At Leeuwarden, one of the ‘JZ’ Eagles was carrying a Sniper targeting pod on its centreline station. When asked about it, Lt Col Fischer replied: “The Sniper pod is relatively new to the Eagle. We are still learning how to best use it, and it is continued to be integrated more. It can be helpful in an air-to-air environment. At home on alert, for instance, the Sniper is great. Say someone is flying his Cessna around and I have to figure out what his tail number is because he is not talking to air traffic control. Instead of flying right up next to him, I can now tell by using the pod.”
After Frisian Flag, the Air National Guard Eagles stayed at Leeuwarden for a few more weeks of training with Royal Netherlands Air Force F-16s and aircraft from neighbouring countries. Lt Col Fischer said: “We will be flying in the same airspace used during Frisian Flag. So we would love to fly with anybody who is around. Of course it depends on whether other squadrons are currently training in the air-to-air role, because that is all we do.”
Like previous TSP deployments, the emphasis is on operations in Eastern Europe. Next stop for the 122nd Expeditionary Fighter Squadron was Graf Ignatievo Air Base in Bulgaria, where they went on April 26.
The many Frisian Flag participants that AIR International has spoken to over the years are unanimous in their verdict that Frisian Flag is a very useful exercise. Or as Lt Col Fischer put it: “We have only been here a few days, but already it has been great: the organisation, the hospitality, the interaction, the willingness to learn, share ideas and trying to be positive. That is the unspoken benefit of this. Sitting together and talk about: ‘How did this really go? How could we have done better?’ That is hugely important.”
Leeuwarden is scheduled to take delivery of the first two Netherlands-based F-35A Lightning IIs at the end of 2019. Previous plans foresaw F-16 operations at the Frisian air base come to an end in 2018 and the jets relocating to Volkel Air Base. Frisian Flag would be skipped in 2018 and possibly 2019, as well.
However, things have changed, as Col Traas revealed during the Frisian Flag media day: “We will continue flying F-16s at Leeuwarden until 2021, and there will be another Frisian Flag in 2018 – and probably also in 2019. We will see what happens in 2020–2021.

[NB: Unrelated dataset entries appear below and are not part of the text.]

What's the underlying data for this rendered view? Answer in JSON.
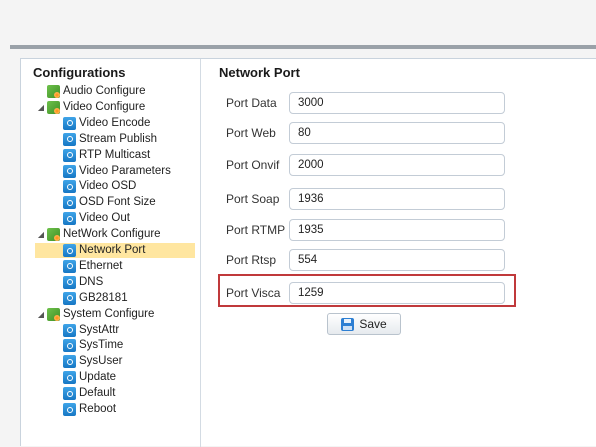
{
  "sidebar": {
    "title": "Configurations",
    "tree": [
      {
        "label": "Audio Configure",
        "type": "folder",
        "icon": "folder-gear-icon",
        "expanded": false
      },
      {
        "label": "Video Configure",
        "type": "folder",
        "icon": "folder-gear-icon",
        "expanded": true
      },
      {
        "label": "Video Encode",
        "type": "leaf",
        "icon": "settings-icon"
      },
      {
        "label": "Stream Publish",
        "type": "leaf",
        "icon": "settings-icon"
      },
      {
        "label": "RTP Multicast",
        "type": "leaf",
        "icon": "settings-icon"
      },
      {
        "label": "Video Parameters",
        "type": "leaf",
        "icon": "settings-icon"
      },
      {
        "label": "Video OSD",
        "type": "leaf",
        "icon": "settings-icon"
      },
      {
        "label": "OSD Font Size",
        "type": "leaf",
        "icon": "settings-icon"
      },
      {
        "label": "Video Out",
        "type": "leaf",
        "icon": "settings-icon"
      },
      {
        "label": "NetWork Configure",
        "type": "folder",
        "icon": "folder-gear-icon",
        "expanded": true
      },
      {
        "label": "Network Port",
        "type": "leaf",
        "icon": "settings-icon",
        "selected": true
      },
      {
        "label": "Ethernet",
        "type": "leaf",
        "icon": "settings-icon"
      },
      {
        "label": "DNS",
        "type": "leaf",
        "icon": "settings-icon"
      },
      {
        "label": "GB28181",
        "type": "leaf",
        "icon": "settings-icon"
      },
      {
        "label": "System Configure",
        "type": "folder",
        "icon": "folder-gear-icon",
        "expanded": true
      },
      {
        "label": "SystAttr",
        "type": "leaf",
        "icon": "settings-icon"
      },
      {
        "label": "SysTime",
        "type": "leaf",
        "icon": "settings-icon"
      },
      {
        "label": "SysUser",
        "type": "leaf",
        "icon": "settings-icon"
      },
      {
        "label": "Update",
        "type": "leaf",
        "icon": "settings-icon"
      },
      {
        "label": "Default",
        "type": "leaf",
        "icon": "settings-icon"
      },
      {
        "label": "Reboot",
        "type": "leaf",
        "icon": "settings-icon"
      }
    ]
  },
  "main": {
    "title": "Network Port",
    "fields": [
      {
        "label": "Port Data",
        "value": "3000"
      },
      {
        "label": "Port Web",
        "value": "80"
      },
      {
        "label": "Port Onvif",
        "value": "2000"
      },
      {
        "label": "Port Soap",
        "value": "1936"
      },
      {
        "label": "Port RTMP",
        "value": "1935"
      },
      {
        "label": "Port Rtsp",
        "value": "554"
      },
      {
        "label": "Port Visca",
        "value": "1259",
        "highlighted": true
      }
    ],
    "save_label": "Save"
  },
  "colors": {
    "selected_bg": "#ffe6a0",
    "highlight_border": "#c0393b",
    "accent_blue": "#2d7fd3"
  }
}
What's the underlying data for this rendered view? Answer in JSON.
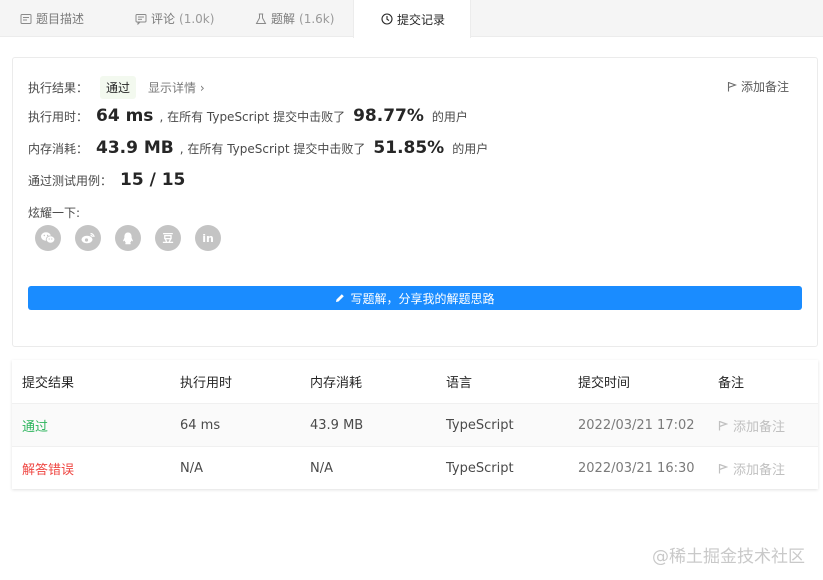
{
  "tabs": [
    {
      "label": "题目描述",
      "count": "",
      "icon": "description-icon"
    },
    {
      "label": "评论",
      "count": "(1.0k)",
      "icon": "comment-icon"
    },
    {
      "label": "题解",
      "count": "(1.6k)",
      "icon": "flask-icon"
    },
    {
      "label": "提交记录",
      "count": "",
      "icon": "clock-icon"
    }
  ],
  "result": {
    "status_label": "执行结果：",
    "status_value": "通过",
    "details_link": "显示详情 ›",
    "add_note": "添加备注",
    "runtime_label": "执行用时：",
    "runtime_value": "64 ms",
    "runtime_text": ", 在所有 TypeScript 提交中击败了",
    "runtime_pct": "98.77%",
    "runtime_suffix": "的用户",
    "memory_label": "内存消耗：",
    "memory_value": "43.9 MB",
    "memory_text": ", 在所有 TypeScript 提交中击败了",
    "memory_pct": "51.85%",
    "memory_suffix": "的用户",
    "tests_label": "通过测试用例：",
    "tests_value": "15 / 15",
    "share_label": "炫耀一下:",
    "share": [
      {
        "icon": "wechat-icon",
        "text": ""
      },
      {
        "icon": "weibo-icon",
        "text": ""
      },
      {
        "icon": "qq-icon",
        "text": ""
      },
      {
        "icon": "douban-icon",
        "text": "豆"
      },
      {
        "icon": "linkedin-icon",
        "text": "in"
      }
    ],
    "write_button": "写题解，分享我的解题思路"
  },
  "table": {
    "headers": [
      "提交结果",
      "执行用时",
      "内存消耗",
      "语言",
      "提交时间",
      "备注"
    ],
    "rows": [
      {
        "result": "通过",
        "runtime": "64 ms",
        "memory": "43.9 MB",
        "lang": "TypeScript",
        "time": "2022/03/21 17:02",
        "note": "添加备注",
        "status": "ok"
      },
      {
        "result": "解答错误",
        "runtime": "N/A",
        "memory": "N/A",
        "lang": "TypeScript",
        "time": "2022/03/21 16:30",
        "note": "添加备注",
        "status": "err"
      }
    ]
  },
  "watermark": "@稀土掘金技术社区",
  "colors": {
    "accent": "#1a8cff",
    "success": "#2db55d",
    "error": "#ef4743"
  }
}
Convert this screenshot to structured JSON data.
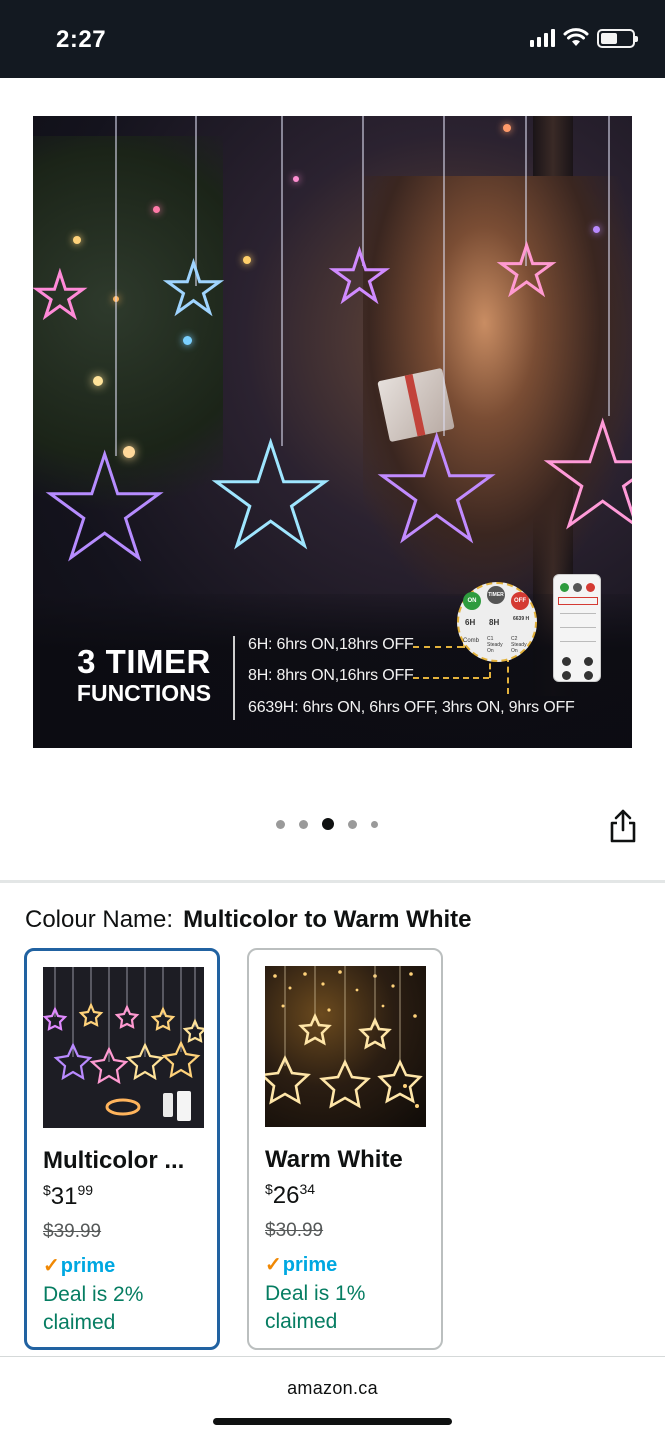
{
  "status_bar": {
    "time": "2:27",
    "icons": [
      "cellular-signal-icon",
      "wifi-icon",
      "battery-icon"
    ]
  },
  "hero": {
    "timer_title_big": "3 TIMER",
    "timer_title_small": "FUNCTIONS",
    "timer_lines": [
      "6H: 6hrs ON,18hrs OFF",
      "8H: 8hrs ON,16hrs OFF",
      "6639H: 6hrs ON, 6hrs OFF, 3hrs ON, 9hrs OFF"
    ],
    "remote_buttons": {
      "on": "ON",
      "timer": "TIMER",
      "off": "OFF",
      "b6h": "6H",
      "b8h": "8H",
      "b6639": "6639 H",
      "comb": "Comb",
      "c1": "C1 Steady On",
      "c2": "C2 Steady On"
    }
  },
  "pager": {
    "count": 5,
    "active_index": 2
  },
  "colour": {
    "label": "Colour Name:",
    "value": "Multicolor to Warm White"
  },
  "swatches": [
    {
      "name": "Multicolor ...",
      "price_symbol": "$",
      "price_whole": "31",
      "price_cents": "99",
      "list_price": "$39.99",
      "prime_label": "prime",
      "deal": "Deal is 2% claimed",
      "selected": true
    },
    {
      "name": "Warm White",
      "price_symbol": "$",
      "price_whole": "26",
      "price_cents": "34",
      "list_price": "$30.99",
      "prime_label": "prime",
      "deal": "Deal is 1% claimed",
      "selected": false
    }
  ],
  "footer": {
    "domain": "amazon.ca"
  },
  "colors": {
    "status_bar_bg": "#131921",
    "selected_border": "#2162a1",
    "prime_blue": "#00a8e1",
    "prime_check": "#f08804",
    "deal_green": "#067d62"
  }
}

“For next year’s exercise, we are looking into the possibility of having fifth-generation aircraft participate for the first time. It will not be Royal Netherlands Air Force jets, as they will be too busy in the OT&E [Operational Training and Evaluation] programme at Edwards until 2019, but United States-based F-35As or Royal Air Force F-35Bs could be a possibility.”